With pandas being so difficult to breed, there's some nice symbolism going on here with yin and yang and opposites attracting, but on a more practical level, the divided enclosure separates the famously solitary bears and ensures each one can't see, hear, or smell its prospective mate until the time's right.
A circular viewing platform will let visitors view the animals at multiple points, as well as check out zookeepers going about their work. A restaurant will also allow visitors to gaze into the pandas' home as they eat.
According to BIG, the Panda House's vegetation and layout will mimic the pandas' natural environment, offering a nice variation of shade and sun, water and foliage, and a sloping landscape.

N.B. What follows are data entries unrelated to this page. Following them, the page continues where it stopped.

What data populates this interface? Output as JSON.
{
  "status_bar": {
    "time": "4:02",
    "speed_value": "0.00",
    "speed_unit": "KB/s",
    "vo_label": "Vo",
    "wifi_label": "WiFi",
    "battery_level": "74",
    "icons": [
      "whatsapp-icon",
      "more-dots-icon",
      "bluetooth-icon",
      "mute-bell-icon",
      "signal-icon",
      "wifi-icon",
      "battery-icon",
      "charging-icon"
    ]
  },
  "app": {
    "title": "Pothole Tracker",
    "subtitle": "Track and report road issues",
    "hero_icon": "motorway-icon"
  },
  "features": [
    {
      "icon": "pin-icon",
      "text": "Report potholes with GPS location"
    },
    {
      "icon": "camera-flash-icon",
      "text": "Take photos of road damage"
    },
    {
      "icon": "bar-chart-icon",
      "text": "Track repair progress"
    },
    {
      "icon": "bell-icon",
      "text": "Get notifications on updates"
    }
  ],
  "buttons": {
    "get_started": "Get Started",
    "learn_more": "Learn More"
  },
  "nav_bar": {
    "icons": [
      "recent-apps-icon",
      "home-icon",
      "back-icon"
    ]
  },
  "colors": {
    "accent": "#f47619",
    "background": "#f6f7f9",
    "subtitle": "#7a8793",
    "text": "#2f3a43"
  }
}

The firm says that the idea is "to feel like humans are the visitors in the pandas' home, rather than pandas being the exotic guests from faraway lands."
Copenhagen Zoo, Schønherr Landscape Architects, and MOE collaborated on the Panda House project too, and construction is due to begin later this year – providing the required 150 million DKK (around US$17.7 million) funding is secured.